By Eva Lam
Ever wondered what you would look like 30, 40 years down the road? Now, what about if you threw long-term smoking into the equation? My intrepid colleague Jessica (a non-smoker, by the way) agreed to find out, using a nifty digital imaging technology known as “smoke-aging.” Voila! the before-and-after images are to the left.
This flash-forward technology supplemented the release of a recent survey from Angus Reid on behalf of Nicoderm and Nicorette, which found that the majority of female smokers are not aware of many immediate and long-term health risks of lighting up. The survey asked which health concerns female smokers associated most with smoking. Not surprisingly, lung cancer came in first among respondents (83%). Next was premature aging of the skin (62%), followed by dental problems such as yellowing of teeth or tooth loss (61%) and heart disease (60%).
But, fewer than two in 10 respondents were aware of the link between puffing away and increased risks of developing other health issues including infertility, early onset of menopause, menstrual irregularities, osteoporosis, baldness, premature greying of hair, weight gain, hearing loss and incontinence.
Toronto-based dermatologist Dr. Lisa Kellett says it’s worrying that so many women aren’t aware of the full effect of smoking on their bodies beyond lung cancer and heart disease. “There hasn’t been a lot of education around smoking and these health issues,” she tells Lifestyle. “Whoever has been responsible for looking at smoking prevention, they take two or three of the biggest ones.”
The implications? It could mean the difference between deciding to quit and not, says Kellett. “It’s funny how people are – they think about it a bit more when you relate it to their appearance,” she says. “It’s a lot like when we counsel young adults and staying out of the sun. When we counsel them we can say, ‘If you go out in the sun you’re going to get skin cancer.’ And they say, ‘Whatever, I’m going to continue to tan.’ When you say, ‘If you go out in the sun, you’re going to get lines on your upper lip, you’re going to get brown spots, you’re going to get wrinkles around your eyes, then people, especially young women, start to say, ‘Well, hold on, maybe [it] isn’t such a good thing.’”
Just like the sun, smoking can wreak havoc on your appearance. Kellett refers to Jessica’s smoke-aged image as an example. “So if you look at the skin, the first thing you notice is the colour. It kind of has that brawny colour to it, and that has to do with it not reflecting light uniformly so you get some brown spots. The light doesn’t bounce off the skin as well as when you’re young. You get pigment change. The quality and texture of your skin changes; it becomes more coarse, and thicker. The next thing you notice is the wrinkles – the upper lip line wrinkles, the lower face wrinkles… the prominent folds in the forehead [and] an accentuation of the nasolabial folds on the lower face.”

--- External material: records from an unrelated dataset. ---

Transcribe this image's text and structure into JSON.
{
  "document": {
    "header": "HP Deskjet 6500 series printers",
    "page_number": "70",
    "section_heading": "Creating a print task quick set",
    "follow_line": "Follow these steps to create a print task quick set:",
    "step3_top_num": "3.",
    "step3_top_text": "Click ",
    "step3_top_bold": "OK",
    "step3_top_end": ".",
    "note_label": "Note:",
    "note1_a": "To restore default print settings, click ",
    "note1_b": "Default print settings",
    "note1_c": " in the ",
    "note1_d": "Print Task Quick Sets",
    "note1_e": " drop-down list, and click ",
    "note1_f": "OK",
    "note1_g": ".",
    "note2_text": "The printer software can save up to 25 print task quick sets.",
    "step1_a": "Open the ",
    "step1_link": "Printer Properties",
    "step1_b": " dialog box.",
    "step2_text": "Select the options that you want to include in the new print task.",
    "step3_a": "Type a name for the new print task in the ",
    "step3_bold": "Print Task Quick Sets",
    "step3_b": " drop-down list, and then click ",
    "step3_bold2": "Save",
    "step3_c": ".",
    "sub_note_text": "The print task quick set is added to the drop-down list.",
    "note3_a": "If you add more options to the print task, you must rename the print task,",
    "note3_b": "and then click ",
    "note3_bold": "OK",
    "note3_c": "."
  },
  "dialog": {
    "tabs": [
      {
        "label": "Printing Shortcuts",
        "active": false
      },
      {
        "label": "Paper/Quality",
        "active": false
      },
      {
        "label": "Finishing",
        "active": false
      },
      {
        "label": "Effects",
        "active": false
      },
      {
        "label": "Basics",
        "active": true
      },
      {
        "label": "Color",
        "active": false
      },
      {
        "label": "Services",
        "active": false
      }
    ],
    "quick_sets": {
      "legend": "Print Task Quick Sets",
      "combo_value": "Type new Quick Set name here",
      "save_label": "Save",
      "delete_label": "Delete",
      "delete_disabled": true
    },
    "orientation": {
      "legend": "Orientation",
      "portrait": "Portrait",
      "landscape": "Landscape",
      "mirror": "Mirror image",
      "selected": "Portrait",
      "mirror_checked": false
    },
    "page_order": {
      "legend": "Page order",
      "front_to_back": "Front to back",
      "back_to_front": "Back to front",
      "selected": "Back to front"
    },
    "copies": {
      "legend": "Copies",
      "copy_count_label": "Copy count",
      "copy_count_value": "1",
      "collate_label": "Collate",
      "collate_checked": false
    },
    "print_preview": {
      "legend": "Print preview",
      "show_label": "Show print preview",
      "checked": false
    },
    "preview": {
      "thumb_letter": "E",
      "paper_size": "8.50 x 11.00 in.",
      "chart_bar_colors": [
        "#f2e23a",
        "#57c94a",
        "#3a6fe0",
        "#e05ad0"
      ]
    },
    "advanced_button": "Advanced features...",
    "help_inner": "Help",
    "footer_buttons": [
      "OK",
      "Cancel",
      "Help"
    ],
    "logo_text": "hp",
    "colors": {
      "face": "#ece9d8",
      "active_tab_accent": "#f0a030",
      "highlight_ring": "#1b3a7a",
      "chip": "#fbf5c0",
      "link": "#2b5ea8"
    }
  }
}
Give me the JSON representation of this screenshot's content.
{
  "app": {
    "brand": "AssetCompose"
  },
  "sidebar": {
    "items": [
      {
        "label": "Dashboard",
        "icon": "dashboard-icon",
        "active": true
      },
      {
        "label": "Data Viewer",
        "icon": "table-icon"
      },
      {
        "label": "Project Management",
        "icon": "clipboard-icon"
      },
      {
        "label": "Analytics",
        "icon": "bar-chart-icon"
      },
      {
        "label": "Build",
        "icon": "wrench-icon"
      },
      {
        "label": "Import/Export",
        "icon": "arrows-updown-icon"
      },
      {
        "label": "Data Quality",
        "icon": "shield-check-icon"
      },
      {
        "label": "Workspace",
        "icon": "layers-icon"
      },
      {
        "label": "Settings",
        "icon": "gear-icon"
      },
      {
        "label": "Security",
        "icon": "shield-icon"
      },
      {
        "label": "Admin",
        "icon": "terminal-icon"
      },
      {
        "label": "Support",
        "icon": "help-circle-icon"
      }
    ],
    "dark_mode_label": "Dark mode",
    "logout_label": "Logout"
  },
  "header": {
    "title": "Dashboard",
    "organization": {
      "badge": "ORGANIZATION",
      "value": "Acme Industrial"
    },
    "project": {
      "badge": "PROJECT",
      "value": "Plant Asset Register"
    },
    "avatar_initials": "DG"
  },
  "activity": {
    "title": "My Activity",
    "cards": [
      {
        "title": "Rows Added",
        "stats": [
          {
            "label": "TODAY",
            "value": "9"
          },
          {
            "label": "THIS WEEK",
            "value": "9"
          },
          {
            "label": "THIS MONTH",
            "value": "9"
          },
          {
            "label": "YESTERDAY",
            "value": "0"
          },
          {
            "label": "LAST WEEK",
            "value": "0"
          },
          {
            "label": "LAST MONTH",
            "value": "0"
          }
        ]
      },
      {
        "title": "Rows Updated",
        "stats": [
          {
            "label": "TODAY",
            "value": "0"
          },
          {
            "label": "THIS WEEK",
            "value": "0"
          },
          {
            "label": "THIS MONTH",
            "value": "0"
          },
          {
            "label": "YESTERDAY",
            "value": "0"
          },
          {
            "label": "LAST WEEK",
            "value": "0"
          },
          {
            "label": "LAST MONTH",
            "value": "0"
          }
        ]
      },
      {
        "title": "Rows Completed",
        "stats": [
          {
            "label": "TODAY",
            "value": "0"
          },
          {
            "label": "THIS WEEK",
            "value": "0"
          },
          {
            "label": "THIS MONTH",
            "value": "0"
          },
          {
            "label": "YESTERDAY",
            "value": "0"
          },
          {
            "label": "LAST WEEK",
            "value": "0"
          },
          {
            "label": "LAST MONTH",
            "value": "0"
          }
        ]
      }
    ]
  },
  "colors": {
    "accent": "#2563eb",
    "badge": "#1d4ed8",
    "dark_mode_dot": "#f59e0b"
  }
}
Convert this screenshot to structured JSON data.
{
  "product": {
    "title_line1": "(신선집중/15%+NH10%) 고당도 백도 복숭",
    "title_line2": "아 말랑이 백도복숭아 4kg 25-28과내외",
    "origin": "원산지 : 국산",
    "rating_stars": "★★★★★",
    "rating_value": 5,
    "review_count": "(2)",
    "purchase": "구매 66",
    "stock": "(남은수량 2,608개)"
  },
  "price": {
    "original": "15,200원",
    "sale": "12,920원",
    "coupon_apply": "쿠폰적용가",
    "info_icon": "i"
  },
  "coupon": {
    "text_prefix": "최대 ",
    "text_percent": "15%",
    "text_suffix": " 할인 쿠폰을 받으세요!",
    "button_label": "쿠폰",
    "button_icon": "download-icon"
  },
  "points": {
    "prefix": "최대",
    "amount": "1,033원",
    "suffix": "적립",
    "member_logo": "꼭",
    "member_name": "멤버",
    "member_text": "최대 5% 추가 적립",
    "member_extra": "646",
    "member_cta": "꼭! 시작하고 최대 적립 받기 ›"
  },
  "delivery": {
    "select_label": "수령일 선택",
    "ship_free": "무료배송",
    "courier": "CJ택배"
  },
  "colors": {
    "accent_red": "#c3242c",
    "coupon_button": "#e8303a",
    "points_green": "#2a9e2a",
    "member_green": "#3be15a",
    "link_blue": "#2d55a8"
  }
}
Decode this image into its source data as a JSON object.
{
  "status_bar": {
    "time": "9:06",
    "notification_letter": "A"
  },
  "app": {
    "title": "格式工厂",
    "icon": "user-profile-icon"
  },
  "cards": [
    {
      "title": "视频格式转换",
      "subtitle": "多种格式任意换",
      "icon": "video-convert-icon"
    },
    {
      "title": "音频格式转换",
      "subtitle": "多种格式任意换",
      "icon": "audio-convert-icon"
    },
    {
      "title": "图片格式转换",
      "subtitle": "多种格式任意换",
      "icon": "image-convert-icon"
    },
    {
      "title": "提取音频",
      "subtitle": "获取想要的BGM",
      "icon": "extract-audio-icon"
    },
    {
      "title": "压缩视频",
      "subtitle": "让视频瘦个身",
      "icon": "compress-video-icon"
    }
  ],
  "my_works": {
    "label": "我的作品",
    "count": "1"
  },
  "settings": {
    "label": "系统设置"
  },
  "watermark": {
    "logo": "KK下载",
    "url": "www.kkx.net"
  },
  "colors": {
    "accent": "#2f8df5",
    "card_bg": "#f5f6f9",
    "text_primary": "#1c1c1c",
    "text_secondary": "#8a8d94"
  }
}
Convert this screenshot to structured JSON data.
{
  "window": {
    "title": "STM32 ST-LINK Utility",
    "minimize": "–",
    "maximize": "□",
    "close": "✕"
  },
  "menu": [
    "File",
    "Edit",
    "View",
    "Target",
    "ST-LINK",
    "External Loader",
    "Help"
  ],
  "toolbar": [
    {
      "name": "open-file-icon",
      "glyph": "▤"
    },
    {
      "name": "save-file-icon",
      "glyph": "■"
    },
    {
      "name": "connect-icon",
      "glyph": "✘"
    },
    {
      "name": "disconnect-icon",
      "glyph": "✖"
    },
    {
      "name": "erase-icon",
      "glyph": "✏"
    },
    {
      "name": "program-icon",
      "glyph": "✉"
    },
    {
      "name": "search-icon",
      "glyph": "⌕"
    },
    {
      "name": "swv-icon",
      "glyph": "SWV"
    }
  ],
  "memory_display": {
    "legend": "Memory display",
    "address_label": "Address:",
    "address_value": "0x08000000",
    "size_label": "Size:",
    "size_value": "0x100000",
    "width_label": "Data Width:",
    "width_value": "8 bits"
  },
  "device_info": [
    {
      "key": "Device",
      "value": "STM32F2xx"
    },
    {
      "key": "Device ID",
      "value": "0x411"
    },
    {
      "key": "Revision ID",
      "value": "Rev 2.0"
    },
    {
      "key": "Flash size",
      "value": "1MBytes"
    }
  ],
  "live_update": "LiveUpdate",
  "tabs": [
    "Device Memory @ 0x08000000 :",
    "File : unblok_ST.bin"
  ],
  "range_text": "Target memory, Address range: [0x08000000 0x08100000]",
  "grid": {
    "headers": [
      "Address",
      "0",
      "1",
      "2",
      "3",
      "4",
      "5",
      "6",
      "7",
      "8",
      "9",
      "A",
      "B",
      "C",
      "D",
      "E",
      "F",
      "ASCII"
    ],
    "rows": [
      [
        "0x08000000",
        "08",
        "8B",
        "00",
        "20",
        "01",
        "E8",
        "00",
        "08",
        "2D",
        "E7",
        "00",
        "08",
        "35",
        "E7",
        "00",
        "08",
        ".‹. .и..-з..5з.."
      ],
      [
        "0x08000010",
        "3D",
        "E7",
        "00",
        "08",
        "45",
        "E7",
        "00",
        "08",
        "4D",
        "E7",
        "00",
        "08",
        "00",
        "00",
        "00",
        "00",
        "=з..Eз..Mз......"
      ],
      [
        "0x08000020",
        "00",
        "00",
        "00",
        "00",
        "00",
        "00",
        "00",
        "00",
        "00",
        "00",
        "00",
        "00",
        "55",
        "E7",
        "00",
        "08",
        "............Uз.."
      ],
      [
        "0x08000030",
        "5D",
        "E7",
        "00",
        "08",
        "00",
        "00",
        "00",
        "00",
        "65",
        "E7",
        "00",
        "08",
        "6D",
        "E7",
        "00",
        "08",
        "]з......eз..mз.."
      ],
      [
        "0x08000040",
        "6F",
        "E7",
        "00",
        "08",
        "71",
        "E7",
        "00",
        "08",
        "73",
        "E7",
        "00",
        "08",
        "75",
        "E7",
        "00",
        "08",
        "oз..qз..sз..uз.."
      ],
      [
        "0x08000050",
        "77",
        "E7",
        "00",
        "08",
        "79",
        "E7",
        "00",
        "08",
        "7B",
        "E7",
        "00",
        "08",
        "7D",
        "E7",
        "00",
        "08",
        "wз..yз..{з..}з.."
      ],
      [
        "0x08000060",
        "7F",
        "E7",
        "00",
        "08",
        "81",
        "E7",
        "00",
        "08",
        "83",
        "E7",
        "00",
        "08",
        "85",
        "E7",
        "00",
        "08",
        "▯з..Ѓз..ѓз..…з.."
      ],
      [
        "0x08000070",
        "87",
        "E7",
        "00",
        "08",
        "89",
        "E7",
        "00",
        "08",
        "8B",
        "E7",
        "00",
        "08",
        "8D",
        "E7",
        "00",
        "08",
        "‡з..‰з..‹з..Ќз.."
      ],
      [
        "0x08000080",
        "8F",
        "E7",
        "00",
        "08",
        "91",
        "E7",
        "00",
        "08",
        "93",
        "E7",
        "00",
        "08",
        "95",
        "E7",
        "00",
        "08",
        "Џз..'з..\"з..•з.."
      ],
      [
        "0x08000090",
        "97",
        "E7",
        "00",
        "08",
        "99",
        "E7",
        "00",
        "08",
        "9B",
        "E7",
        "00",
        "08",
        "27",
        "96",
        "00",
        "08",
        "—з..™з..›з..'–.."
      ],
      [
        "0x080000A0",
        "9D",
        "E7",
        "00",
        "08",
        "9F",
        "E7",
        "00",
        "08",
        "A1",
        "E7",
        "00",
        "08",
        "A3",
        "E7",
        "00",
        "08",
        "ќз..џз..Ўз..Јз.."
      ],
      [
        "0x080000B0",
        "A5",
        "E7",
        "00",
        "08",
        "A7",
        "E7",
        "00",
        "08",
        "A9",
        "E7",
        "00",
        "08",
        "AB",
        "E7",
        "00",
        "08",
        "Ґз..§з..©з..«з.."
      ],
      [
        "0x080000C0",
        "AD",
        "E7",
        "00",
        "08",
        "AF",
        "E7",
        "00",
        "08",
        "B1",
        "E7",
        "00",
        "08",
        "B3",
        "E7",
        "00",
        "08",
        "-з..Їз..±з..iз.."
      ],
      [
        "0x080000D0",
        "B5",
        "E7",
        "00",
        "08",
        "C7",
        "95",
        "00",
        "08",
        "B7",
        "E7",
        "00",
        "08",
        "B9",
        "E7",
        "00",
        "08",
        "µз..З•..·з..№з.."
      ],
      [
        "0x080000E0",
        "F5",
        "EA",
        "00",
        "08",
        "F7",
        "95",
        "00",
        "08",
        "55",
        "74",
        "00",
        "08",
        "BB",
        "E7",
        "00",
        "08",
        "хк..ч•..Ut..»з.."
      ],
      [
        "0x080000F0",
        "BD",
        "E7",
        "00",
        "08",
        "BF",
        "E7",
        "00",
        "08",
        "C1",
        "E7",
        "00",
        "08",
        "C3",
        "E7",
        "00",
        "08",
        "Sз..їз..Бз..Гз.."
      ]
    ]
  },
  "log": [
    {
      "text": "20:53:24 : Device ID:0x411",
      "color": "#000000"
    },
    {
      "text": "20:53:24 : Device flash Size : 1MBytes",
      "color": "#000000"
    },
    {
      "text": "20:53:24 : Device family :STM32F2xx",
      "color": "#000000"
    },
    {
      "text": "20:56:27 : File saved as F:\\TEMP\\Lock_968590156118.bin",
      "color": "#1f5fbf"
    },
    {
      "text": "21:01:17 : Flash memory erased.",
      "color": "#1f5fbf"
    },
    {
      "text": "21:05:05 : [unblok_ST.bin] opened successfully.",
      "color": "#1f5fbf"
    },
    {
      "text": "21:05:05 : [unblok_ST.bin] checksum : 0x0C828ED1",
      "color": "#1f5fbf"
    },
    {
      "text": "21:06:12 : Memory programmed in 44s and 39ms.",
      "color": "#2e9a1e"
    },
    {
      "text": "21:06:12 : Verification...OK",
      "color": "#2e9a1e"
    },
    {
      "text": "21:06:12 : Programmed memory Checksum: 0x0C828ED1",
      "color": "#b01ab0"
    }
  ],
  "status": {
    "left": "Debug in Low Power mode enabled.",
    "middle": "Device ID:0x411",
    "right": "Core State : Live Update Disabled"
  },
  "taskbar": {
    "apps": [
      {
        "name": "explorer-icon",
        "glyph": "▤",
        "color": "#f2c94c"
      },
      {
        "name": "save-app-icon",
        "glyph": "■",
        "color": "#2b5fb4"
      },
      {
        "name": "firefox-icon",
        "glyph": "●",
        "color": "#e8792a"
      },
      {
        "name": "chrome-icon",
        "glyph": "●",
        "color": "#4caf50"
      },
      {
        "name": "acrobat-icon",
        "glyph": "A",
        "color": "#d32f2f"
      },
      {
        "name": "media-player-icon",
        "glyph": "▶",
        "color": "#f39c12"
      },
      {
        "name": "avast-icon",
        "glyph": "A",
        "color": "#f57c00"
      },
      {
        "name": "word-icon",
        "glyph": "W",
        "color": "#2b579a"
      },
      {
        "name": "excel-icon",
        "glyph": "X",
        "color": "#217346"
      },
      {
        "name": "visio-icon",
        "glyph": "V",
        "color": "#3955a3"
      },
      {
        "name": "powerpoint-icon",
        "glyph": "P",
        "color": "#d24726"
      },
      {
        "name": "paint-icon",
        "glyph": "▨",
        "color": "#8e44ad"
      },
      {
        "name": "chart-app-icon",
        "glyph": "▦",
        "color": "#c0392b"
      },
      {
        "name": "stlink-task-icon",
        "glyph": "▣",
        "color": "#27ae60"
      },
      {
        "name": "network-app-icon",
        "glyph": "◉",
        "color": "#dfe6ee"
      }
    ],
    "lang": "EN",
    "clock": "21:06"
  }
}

These are all characteristics associated with aging, which can occur prematurely in smokers due to lack of oxygen, says Kellett. “When you smoke you decrease oxygen flow, and when you decrease oxygen flow then you decrease basically the amount of oxygen your skin uses to repair itself. If it can’t repair itself as quickly then you get premature aging.”
Kellett says she often encounters women who are smokers and have these kinds of issues in her work as a dermatologist. Anti-smoking campaigns, she believes, should shed more light on the lesser-known effects of smoking including these skin effects. “The skin is the largest organ in the body and it’s also one of the most visible organs of the body. So it’s not like a lung where if you smoke you can’t really see the impact on the lung unless you go in and actually cut someone open and take a look at it,” she says. “You can see the effects of what you do on the skin. And it’s just another way of telling people [they] have to stop smoking… The hope would be that it gives some people who might be sitting on the fence that extra little push.”